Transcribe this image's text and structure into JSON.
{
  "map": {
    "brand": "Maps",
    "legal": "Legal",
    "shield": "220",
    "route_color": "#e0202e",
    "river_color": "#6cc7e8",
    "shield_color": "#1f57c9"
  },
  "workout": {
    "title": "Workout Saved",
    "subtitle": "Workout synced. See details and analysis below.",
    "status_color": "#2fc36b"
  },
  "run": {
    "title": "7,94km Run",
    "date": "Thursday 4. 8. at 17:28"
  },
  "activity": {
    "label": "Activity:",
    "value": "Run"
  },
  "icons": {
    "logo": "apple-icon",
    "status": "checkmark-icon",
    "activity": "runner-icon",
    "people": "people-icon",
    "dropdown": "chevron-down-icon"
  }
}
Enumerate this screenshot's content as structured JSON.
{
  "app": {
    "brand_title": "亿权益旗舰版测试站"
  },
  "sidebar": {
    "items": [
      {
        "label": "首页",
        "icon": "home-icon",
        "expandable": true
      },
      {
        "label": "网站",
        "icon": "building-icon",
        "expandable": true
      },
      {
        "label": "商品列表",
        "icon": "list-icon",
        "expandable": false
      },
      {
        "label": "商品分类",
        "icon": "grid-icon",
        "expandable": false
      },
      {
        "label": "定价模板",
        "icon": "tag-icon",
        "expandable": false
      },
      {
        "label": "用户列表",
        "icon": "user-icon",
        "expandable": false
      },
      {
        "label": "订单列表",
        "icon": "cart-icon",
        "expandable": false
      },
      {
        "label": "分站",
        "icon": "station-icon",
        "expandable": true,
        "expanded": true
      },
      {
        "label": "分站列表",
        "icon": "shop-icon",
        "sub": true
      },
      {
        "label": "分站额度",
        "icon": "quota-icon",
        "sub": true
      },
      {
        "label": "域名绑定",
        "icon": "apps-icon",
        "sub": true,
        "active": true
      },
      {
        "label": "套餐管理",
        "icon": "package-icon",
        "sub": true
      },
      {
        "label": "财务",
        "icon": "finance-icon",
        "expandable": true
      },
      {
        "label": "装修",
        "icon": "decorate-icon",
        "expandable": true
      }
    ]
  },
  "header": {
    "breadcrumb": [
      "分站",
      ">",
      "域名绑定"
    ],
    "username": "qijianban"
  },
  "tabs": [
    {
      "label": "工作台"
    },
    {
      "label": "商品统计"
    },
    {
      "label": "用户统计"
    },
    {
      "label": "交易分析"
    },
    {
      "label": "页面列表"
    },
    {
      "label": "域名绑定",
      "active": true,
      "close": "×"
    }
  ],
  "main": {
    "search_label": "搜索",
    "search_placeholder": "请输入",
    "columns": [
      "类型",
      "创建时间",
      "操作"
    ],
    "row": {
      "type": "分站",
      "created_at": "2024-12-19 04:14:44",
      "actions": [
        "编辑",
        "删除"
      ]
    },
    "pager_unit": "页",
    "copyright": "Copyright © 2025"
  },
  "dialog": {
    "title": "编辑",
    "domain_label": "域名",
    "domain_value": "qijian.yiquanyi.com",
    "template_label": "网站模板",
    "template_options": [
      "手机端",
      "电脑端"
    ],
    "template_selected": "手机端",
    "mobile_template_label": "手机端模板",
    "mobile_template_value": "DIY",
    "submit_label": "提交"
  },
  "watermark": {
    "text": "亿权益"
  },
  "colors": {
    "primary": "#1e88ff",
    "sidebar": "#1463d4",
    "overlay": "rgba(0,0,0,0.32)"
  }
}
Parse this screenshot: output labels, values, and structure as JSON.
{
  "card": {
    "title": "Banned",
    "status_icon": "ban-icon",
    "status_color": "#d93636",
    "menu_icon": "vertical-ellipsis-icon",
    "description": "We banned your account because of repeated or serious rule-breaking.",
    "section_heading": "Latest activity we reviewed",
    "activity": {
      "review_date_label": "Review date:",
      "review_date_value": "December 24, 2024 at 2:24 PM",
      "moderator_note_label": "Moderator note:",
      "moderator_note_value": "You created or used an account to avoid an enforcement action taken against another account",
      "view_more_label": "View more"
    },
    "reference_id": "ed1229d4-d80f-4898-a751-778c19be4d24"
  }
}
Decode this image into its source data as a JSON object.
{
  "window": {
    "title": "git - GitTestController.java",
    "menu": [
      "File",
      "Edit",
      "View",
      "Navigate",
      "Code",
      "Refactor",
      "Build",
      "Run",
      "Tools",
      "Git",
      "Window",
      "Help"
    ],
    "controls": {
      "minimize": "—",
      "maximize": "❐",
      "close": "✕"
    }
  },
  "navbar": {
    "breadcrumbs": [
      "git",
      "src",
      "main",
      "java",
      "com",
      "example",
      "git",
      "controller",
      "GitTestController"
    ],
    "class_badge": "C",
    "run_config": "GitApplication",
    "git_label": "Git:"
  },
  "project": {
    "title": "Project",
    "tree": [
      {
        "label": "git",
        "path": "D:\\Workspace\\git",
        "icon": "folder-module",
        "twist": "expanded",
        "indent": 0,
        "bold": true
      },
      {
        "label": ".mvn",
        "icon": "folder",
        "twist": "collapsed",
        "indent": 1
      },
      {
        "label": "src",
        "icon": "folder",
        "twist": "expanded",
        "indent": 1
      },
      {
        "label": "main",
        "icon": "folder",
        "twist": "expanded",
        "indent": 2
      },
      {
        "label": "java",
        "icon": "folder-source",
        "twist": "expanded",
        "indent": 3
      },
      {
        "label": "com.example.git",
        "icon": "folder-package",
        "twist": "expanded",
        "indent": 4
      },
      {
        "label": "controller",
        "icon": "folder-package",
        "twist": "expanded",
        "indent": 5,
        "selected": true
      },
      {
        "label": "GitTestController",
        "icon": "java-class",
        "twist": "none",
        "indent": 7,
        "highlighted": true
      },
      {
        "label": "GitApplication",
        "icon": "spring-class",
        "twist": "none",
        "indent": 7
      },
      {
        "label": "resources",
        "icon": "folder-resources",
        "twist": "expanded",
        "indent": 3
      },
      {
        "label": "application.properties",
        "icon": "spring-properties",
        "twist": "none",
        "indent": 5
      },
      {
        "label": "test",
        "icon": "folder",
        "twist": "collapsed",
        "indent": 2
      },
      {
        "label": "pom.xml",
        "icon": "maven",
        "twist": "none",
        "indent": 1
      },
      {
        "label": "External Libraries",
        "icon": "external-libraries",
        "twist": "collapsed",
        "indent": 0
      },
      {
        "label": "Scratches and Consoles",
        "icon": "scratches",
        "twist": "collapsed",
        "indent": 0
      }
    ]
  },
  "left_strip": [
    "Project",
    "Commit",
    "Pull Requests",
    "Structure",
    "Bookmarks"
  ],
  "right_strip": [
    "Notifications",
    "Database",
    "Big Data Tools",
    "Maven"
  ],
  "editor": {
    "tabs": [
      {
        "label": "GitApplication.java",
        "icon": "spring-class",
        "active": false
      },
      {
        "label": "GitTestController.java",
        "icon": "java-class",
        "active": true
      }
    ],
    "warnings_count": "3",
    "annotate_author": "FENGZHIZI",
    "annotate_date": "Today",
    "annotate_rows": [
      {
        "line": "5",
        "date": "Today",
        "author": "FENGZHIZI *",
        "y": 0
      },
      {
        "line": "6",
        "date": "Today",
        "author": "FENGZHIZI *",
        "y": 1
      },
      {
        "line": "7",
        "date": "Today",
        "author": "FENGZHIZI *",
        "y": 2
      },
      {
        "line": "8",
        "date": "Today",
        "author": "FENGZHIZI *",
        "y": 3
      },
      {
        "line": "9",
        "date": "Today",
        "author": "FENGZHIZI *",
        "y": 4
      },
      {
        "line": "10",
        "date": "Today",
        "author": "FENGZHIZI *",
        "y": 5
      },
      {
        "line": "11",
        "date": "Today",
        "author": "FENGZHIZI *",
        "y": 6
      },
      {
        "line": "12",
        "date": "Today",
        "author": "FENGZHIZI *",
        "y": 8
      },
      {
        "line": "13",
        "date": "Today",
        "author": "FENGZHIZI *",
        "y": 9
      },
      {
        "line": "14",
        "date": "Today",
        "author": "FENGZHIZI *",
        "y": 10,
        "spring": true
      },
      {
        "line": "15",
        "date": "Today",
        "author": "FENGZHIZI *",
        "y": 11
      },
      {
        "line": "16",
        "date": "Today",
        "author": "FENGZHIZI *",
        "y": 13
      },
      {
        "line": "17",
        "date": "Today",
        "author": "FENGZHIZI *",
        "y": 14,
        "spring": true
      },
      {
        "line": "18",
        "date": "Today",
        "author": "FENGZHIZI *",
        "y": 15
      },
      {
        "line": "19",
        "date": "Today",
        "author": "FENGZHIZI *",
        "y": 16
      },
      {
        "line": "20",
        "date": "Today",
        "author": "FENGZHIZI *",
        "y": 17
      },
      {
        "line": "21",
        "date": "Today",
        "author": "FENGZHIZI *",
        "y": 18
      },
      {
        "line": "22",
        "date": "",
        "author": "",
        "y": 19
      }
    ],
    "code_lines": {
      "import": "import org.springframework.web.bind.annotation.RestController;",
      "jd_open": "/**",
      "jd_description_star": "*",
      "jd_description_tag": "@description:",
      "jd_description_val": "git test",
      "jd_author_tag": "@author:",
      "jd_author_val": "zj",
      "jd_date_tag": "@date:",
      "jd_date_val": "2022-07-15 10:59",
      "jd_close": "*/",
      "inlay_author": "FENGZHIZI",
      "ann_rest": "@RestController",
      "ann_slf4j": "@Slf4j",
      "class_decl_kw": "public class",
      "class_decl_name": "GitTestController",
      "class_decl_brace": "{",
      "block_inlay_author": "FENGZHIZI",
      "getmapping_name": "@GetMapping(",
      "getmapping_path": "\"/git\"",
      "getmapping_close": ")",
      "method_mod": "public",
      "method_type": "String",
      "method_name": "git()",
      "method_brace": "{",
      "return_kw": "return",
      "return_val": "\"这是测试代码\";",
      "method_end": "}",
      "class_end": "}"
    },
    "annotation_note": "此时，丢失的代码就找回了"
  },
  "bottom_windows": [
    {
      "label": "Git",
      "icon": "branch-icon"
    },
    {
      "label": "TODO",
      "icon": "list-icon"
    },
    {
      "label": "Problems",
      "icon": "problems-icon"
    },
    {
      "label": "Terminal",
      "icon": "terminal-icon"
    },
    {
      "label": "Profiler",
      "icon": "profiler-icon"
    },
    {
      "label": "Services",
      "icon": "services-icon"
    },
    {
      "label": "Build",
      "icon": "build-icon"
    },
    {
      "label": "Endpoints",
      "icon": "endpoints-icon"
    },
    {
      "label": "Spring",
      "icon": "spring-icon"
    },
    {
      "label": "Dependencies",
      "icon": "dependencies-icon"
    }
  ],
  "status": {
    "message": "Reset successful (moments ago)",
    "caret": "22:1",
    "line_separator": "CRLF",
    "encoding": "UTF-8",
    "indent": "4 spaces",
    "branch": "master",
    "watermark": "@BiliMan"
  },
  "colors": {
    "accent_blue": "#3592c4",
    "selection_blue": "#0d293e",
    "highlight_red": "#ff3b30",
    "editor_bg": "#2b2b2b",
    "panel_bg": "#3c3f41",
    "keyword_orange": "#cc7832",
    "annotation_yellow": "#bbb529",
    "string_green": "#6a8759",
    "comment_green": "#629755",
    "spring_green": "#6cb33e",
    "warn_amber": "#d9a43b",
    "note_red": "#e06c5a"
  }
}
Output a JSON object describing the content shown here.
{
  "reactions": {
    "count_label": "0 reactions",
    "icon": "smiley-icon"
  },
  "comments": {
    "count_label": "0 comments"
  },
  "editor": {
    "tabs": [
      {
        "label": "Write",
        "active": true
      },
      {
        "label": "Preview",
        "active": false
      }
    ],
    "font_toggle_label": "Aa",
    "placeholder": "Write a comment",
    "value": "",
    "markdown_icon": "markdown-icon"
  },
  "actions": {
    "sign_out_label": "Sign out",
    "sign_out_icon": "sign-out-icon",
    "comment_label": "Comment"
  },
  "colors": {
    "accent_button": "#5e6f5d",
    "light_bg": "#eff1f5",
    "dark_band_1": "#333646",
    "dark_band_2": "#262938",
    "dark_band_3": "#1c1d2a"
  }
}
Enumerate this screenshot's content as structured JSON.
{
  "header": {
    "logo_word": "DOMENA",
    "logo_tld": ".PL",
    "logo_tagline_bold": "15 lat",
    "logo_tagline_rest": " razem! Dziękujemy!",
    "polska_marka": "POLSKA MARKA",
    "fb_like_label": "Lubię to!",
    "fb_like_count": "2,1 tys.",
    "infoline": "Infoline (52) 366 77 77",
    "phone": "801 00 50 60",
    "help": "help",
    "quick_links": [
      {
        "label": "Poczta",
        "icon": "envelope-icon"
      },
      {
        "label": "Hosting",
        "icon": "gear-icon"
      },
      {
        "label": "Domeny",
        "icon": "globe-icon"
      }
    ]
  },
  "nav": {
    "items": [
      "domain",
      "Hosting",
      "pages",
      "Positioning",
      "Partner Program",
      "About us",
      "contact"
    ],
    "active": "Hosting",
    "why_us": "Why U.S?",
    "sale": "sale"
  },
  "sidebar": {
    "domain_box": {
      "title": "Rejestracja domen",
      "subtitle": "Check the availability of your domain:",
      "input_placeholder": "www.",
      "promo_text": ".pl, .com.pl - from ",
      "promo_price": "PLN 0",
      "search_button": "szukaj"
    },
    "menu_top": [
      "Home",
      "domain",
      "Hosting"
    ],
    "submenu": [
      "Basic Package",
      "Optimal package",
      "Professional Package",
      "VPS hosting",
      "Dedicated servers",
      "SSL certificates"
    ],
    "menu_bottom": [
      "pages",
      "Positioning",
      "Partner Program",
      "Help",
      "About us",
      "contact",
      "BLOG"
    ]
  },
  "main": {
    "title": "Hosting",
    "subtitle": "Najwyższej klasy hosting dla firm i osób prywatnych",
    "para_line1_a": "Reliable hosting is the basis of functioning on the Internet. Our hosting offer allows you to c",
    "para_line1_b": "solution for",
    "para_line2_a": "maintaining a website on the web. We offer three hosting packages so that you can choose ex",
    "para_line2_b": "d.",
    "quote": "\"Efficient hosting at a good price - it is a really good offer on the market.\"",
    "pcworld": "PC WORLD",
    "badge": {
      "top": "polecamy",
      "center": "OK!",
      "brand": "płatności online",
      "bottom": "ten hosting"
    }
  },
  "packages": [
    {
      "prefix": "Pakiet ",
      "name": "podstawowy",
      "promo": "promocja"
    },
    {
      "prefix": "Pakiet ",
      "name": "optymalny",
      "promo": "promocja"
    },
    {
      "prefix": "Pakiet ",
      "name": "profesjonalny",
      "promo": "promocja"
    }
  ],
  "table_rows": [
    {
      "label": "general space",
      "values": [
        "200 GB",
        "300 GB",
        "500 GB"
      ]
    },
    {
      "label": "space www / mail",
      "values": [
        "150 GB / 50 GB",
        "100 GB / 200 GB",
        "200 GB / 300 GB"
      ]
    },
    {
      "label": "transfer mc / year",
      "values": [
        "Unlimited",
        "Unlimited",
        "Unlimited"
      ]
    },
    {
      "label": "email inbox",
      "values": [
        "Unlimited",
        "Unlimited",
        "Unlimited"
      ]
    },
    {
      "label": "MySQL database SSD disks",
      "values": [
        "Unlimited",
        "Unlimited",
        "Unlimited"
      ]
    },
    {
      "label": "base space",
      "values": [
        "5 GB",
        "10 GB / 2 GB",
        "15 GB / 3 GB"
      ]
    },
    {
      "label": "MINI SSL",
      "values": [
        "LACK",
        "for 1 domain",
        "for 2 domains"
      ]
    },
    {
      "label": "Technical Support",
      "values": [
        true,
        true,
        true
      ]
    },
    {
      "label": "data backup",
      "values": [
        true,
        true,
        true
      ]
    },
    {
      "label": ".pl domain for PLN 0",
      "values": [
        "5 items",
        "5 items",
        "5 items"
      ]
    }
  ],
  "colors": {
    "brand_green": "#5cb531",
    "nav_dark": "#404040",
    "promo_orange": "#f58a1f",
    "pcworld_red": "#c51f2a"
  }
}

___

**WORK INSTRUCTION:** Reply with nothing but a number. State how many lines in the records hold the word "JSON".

**RESPONSE TO THIS EXERCISE:** 6